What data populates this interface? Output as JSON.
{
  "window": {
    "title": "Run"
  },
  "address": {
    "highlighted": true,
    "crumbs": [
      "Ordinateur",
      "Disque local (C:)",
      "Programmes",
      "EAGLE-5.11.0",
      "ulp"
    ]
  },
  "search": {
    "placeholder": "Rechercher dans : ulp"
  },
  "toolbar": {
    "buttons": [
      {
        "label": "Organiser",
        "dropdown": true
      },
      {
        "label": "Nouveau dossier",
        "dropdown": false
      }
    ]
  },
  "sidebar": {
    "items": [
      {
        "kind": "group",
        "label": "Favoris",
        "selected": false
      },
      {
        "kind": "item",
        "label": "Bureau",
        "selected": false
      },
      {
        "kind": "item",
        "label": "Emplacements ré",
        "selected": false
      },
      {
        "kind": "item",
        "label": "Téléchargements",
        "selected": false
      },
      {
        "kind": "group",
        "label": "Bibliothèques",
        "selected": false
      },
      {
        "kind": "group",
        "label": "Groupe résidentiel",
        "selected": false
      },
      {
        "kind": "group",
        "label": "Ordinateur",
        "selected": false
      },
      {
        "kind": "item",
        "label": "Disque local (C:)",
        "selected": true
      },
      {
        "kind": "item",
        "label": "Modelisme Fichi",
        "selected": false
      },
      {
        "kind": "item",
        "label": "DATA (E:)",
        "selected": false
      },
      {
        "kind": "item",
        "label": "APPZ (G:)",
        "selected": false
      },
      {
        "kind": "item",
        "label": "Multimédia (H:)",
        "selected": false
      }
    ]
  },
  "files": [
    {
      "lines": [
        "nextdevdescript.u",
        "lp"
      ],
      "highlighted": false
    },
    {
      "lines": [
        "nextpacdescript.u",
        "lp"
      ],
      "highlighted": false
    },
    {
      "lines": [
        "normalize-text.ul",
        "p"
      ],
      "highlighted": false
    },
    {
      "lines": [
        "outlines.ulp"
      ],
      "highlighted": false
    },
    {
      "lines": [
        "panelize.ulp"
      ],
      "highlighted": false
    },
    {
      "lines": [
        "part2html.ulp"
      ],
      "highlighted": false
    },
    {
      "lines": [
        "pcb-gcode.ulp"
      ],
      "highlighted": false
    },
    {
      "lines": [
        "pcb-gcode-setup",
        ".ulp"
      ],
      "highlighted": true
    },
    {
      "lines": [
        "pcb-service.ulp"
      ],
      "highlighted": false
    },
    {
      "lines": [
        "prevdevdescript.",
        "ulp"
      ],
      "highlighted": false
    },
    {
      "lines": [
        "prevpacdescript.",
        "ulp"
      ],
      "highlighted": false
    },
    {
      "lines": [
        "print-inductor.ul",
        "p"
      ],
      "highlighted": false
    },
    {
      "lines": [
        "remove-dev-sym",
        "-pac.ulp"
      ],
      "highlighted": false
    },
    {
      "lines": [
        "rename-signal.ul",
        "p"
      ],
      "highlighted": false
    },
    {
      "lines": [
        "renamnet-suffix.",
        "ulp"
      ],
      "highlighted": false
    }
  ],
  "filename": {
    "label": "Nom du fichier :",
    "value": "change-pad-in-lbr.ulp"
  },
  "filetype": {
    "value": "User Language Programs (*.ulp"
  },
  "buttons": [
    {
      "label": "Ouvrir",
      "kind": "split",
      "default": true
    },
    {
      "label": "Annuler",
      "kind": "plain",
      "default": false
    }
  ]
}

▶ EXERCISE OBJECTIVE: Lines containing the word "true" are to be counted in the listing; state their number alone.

▶ RESPONSE TO THIS TASK: 5